JOINT BASE ELMENDORF-RICHARDSON, Alaska — Although the history, location and size of the brightly lit star placed on the side of Mount Gordon Lyon has changed over the last 60 years, the unwavering dedication Airmen and Soldiers have shown to it has not.
The brightly lit star, spanning more than 300 feet, is located in an area just below the old Army Air Defense Command Nike Hercules missile battery - one of three which defended the Anchorage bowl during the Cold War.
Since 2010, Airmen from the 773d Civil Engineer Squadron Electrical shop have assumed caretaking responsibility for it.
"Every year at the beginning of September, we have a team of about 10 Airmen inspect all of the wiring, make repairs, and change out more than 350 light bulbs for the September 11th memorial lighting," said U.S. Air Force Staff Sgt. Steven Andersen, 773d CES Electrical shop exterior electric noncommissioned officer in charge. "Although changing out a light bulb sounds like a very simple job, the terrain and steep angle of the mountain can make it very difficult to navigate. Not only do we have to make sure weather conditions are favorable, we also have to be cleared by range control to be there."

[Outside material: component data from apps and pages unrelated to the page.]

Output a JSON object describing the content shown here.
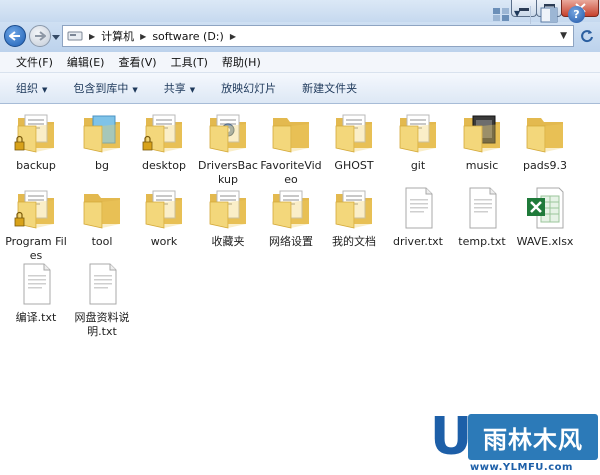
{
  "address": {
    "crumbs": [
      "计算机",
      "software (D:)"
    ]
  },
  "menu": [
    "文件(F)",
    "编辑(E)",
    "查看(V)",
    "工具(T)",
    "帮助(H)"
  ],
  "toolbar": {
    "organize": "组织",
    "include_library": "包含到库中",
    "share": "共享",
    "slideshow": "放映幻灯片",
    "new_folder": "新建文件夹",
    "help": "?"
  },
  "items": [
    {
      "label": "backup",
      "type": "folder-locked"
    },
    {
      "label": "bg",
      "type": "folder-blue"
    },
    {
      "label": "desktop",
      "type": "folder-locked"
    },
    {
      "label": "DriversBackup",
      "type": "folder-gear"
    },
    {
      "label": "FavoriteVideo",
      "type": "folder"
    },
    {
      "label": "GHOST",
      "type": "folder-doc"
    },
    {
      "label": "git",
      "type": "folder-doc"
    },
    {
      "label": "music",
      "type": "folder-dark"
    },
    {
      "label": "pads9.3",
      "type": "folder"
    },
    {
      "label": "Program Files",
      "type": "folder-locked"
    },
    {
      "label": "tool",
      "type": "folder"
    },
    {
      "label": "work",
      "type": "folder-doc"
    },
    {
      "label": "收藏夹",
      "type": "folder-doc"
    },
    {
      "label": "网络设置",
      "type": "folder-doc"
    },
    {
      "label": "我的文档",
      "type": "folder-doc"
    },
    {
      "label": "driver.txt",
      "type": "txt"
    },
    {
      "label": "temp.txt",
      "type": "txt"
    },
    {
      "label": "WAVE.xlsx",
      "type": "xlsx"
    },
    {
      "label": "编译.txt",
      "type": "txt"
    },
    {
      "label": "网盘资料说明.txt",
      "type": "txt"
    }
  ],
  "watermark": {
    "letter": "U",
    "brand": "雨林木风",
    "url": "www.YLMFU.com"
  }
}
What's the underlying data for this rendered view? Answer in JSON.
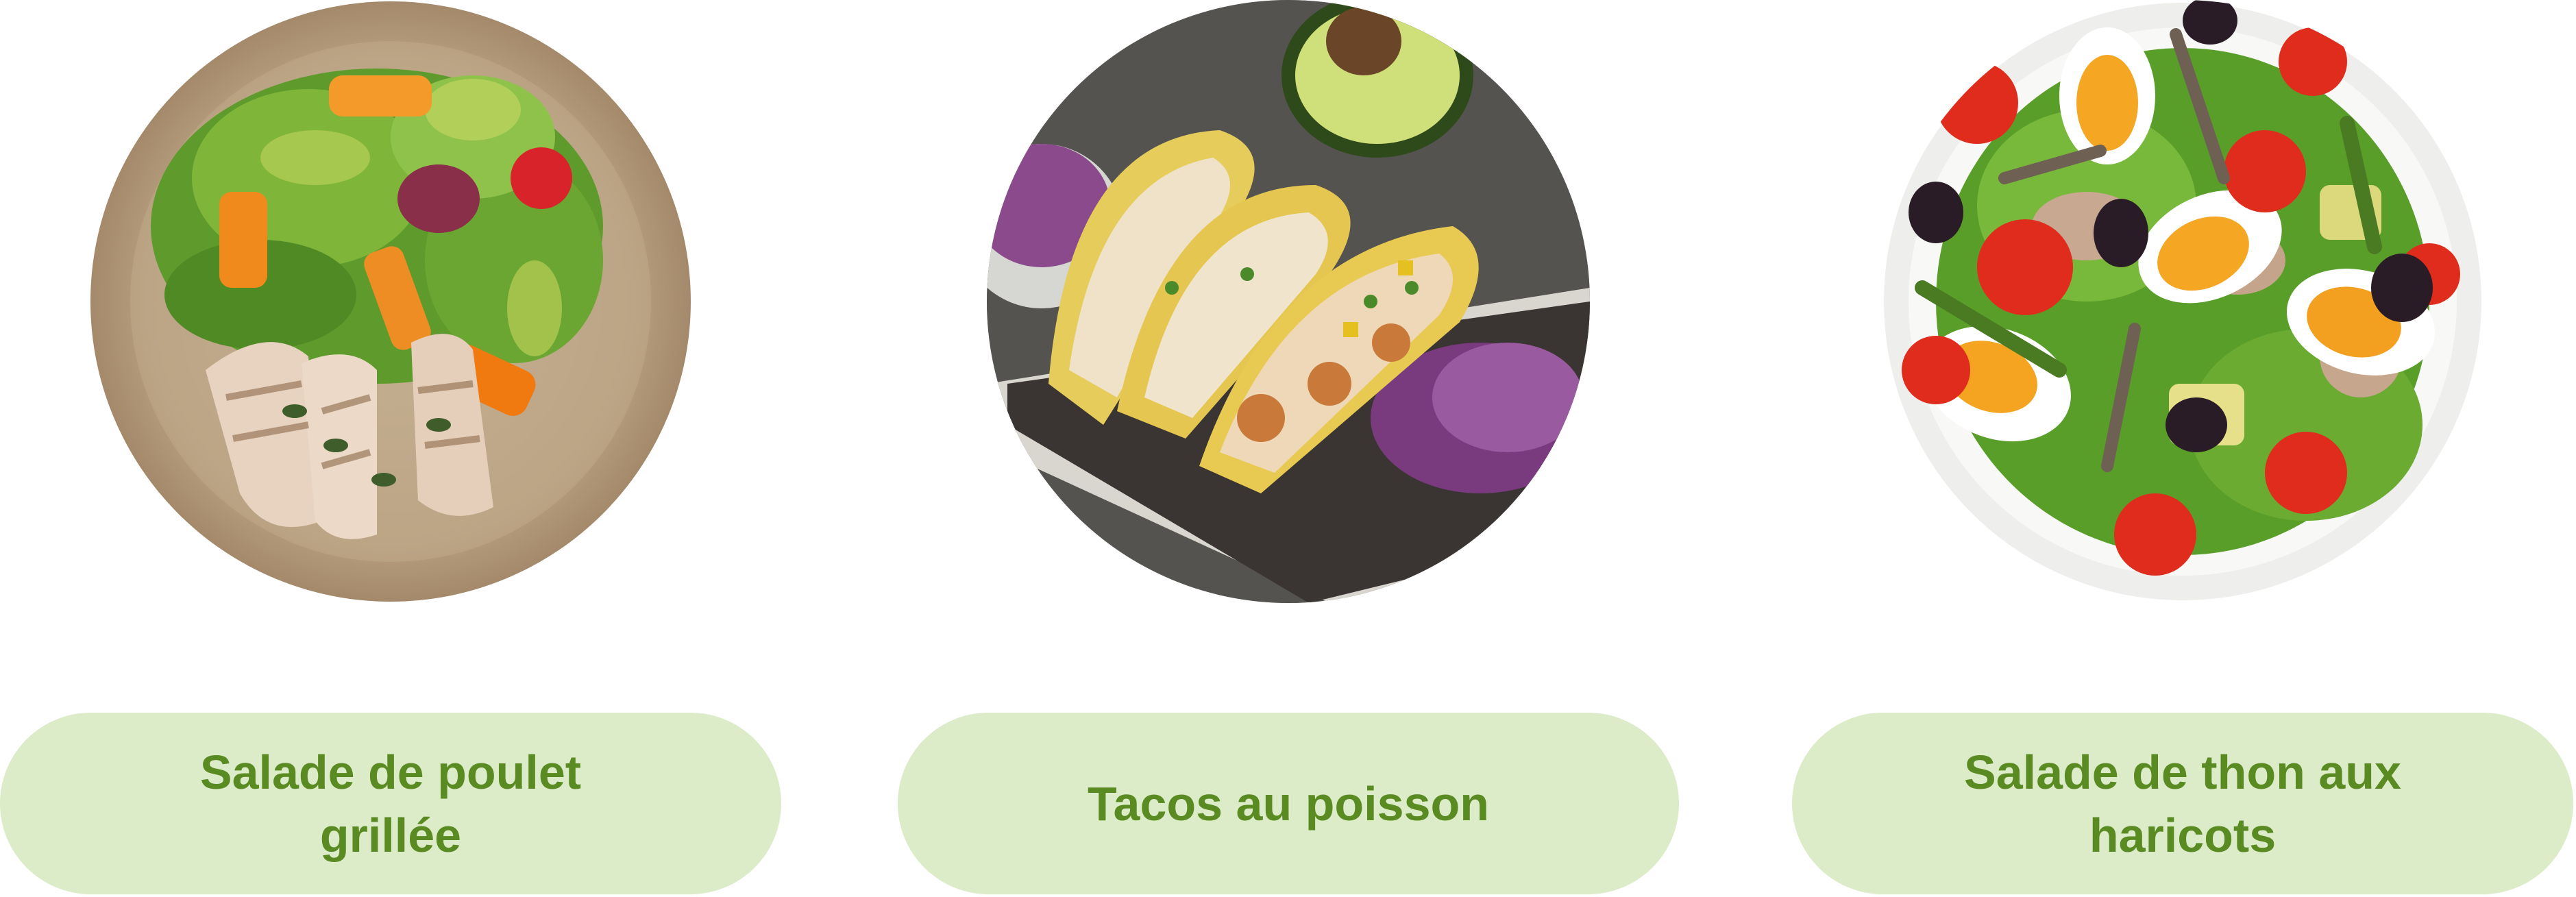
{
  "colors": {
    "label_background": "#dcebc8",
    "label_text": "#5a8a22",
    "page_background": "#ffffff"
  },
  "dishes": [
    {
      "title": "Salade de poulet grillée",
      "image_icon": "grilled-chicken-salad-photo"
    },
    {
      "title": "Tacos au poisson",
      "image_icon": "fish-tacos-photo"
    },
    {
      "title": "Salade de thon aux haricots",
      "image_icon": "tuna-bean-salad-photo"
    }
  ]
}
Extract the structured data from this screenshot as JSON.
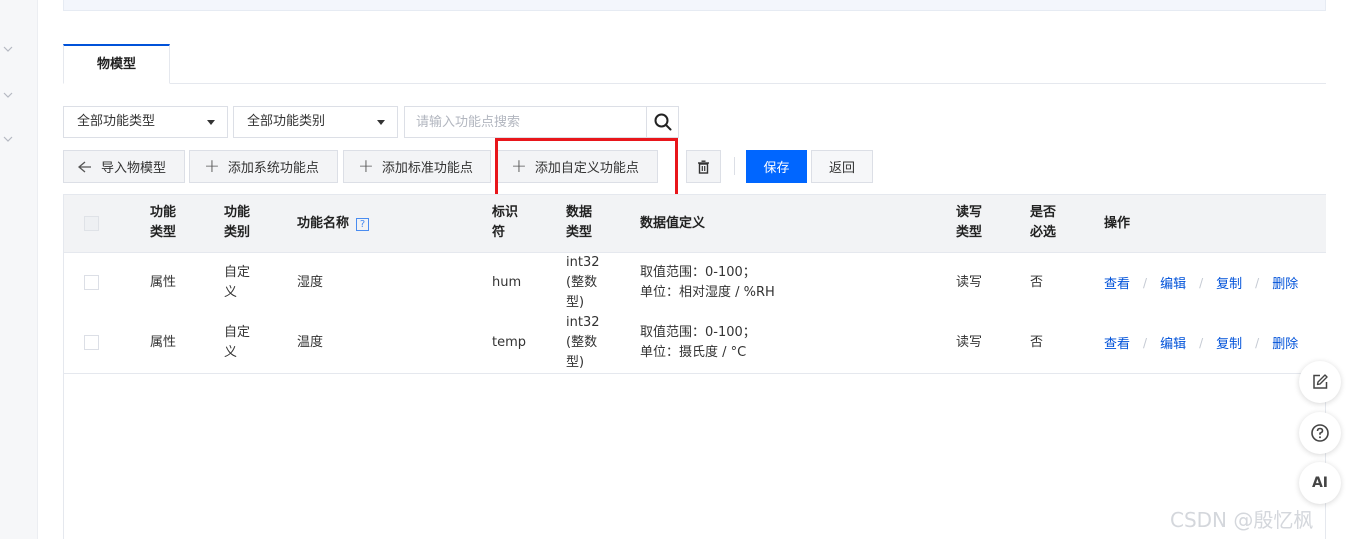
{
  "tabs": [
    {
      "label": "物模型"
    }
  ],
  "filters": {
    "function_type": "全部功能类型",
    "function_category": "全部功能类别",
    "search_placeholder": "请输入功能点搜索"
  },
  "toolbar": {
    "import": "导入物模型",
    "add_system": "添加系统功能点",
    "add_standard": "添加标准功能点",
    "add_custom": "添加自定义功能点",
    "save": "保存",
    "back": "返回"
  },
  "table": {
    "headers": {
      "type": [
        "功能",
        "类型"
      ],
      "category": [
        "功能",
        "类别"
      ],
      "name": "功能名称",
      "identifier": [
        "标识",
        "符"
      ],
      "data_type": [
        "数据",
        "类型"
      ],
      "definition": "数据值定义",
      "rw": [
        "读写",
        "类型"
      ],
      "required": [
        "是否",
        "必选"
      ],
      "actions": "操作"
    },
    "rows": [
      {
        "type": "属性",
        "category": [
          "自定",
          "义"
        ],
        "name": "湿度",
        "identifier": "hum",
        "data_type": [
          "int32",
          "(整数",
          "型)"
        ],
        "definition": [
          "取值范围：0-100；",
          "单位：相对湿度 / %RH"
        ],
        "rw": "读写",
        "required": "否",
        "actions": [
          "查看",
          "编辑",
          "复制",
          "删除"
        ]
      },
      {
        "type": "属性",
        "category": [
          "自定",
          "义"
        ],
        "name": "温度",
        "identifier": "temp",
        "data_type": [
          "int32",
          "(整数",
          "型)"
        ],
        "definition": [
          "取值范围：0-100；",
          "单位：摄氏度 / °C"
        ],
        "rw": "读写",
        "required": "否",
        "actions": [
          "查看",
          "编辑",
          "复制",
          "删除"
        ]
      }
    ]
  },
  "float_buttons": [
    {
      "icon": "edit-icon"
    },
    {
      "icon": "help-circle-icon"
    },
    {
      "label": "AI"
    }
  ],
  "watermark": "CSDN @殷忆枫",
  "highlight_color": "#e8161b",
  "primary_color": "#0066ff"
}
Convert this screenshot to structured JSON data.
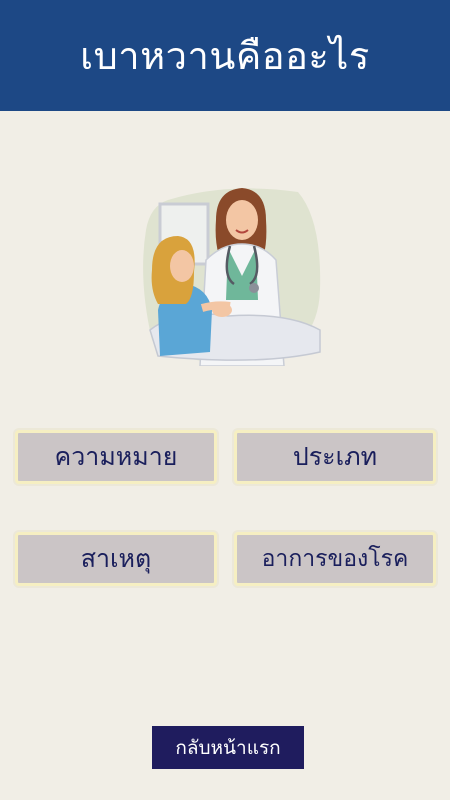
{
  "header": {
    "title": "เบาหวานคืออะไร"
  },
  "illustration": {
    "subject": "doctor-comforting-patient"
  },
  "menu": {
    "meaning": "ความหมาย",
    "types": "ประเภท",
    "causes": "สาเหตุ",
    "symptoms": "อาการของโรค"
  },
  "footer": {
    "home_label": "กลับหน้าแรก"
  },
  "colors": {
    "header_bg": "#1d4885",
    "page_bg": "#f1eee6",
    "button_bg": "#cbc5c6",
    "button_text": "#1a1f5c",
    "home_bg": "#1f1c5e"
  }
}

Despite the unforeseeable weather conditions and possible challenges the Airman may face carrying out this Joint Base Elmendorf-Richardson tradition, the lighting during the holiday season always happens on time.
"This year we will be following tradition by trekking up the mountain using four-wheel drive trucks or snow machines to light it the day after Thanksgiving," Andersen said. "It will remain lit until the last musher from the Iditarod crosses the finish line, usually sometime in mid to late March."
Although the star's light comes by using the everyday 60 watt incandescent light bulb, the 773d CES electrical shop has been testing new light-emitting diode (LED) lights that burn brighter and are more energy efficient near the star's tips.
"Each year we are trying out different brands and testing the bulb's ability to withstand the intense weather conditions the star faces throughout the entire season," Andersen said. "Because the star stays lit for more than four months a year we don't want to replace the entire star with LEDs until we know what works the best. The star's symbol has become extremely significant to both the Anchorage community and Joint Base Elmendorf-Richardson over the years. We take a lot of pride in making certain it stays lit for all to see."
At the star's humble beginnings as a 15-foot beacon of light atop the gatehouse of Site Summit, Soldiers from the B Battery, 4th Missile Battalion, 43rd Artillery, were the ones who maintained the lighting during the long wintery nights in those early years.
According to anchorage.net, "The missile site was decommissioned in the late 1970s, but the star has been redesigned, relocated and enlarged through the years. Once just a single point of light in the mountains, the outline of the star near Arctic Valley is now clearly visible from downtown Anchorage, almost 14 miles away."
Another way Airmen from the electrical shop stay prepared for star and other remote location electrical related emergencies is by conducting annual snow machine training during the winter season.
"Even though most of our preparation and repairs for the star happen in September, we train continuously to make sure we are ready to handle any situation no matter what kind of weather we face," Andersen said. "We also go over the history and significance of the star with our Airmen to make sure the legacy continues."
Without the continued efforts and commitment of the 773d CES Airmen, both the history and the light on the mountain would fade out.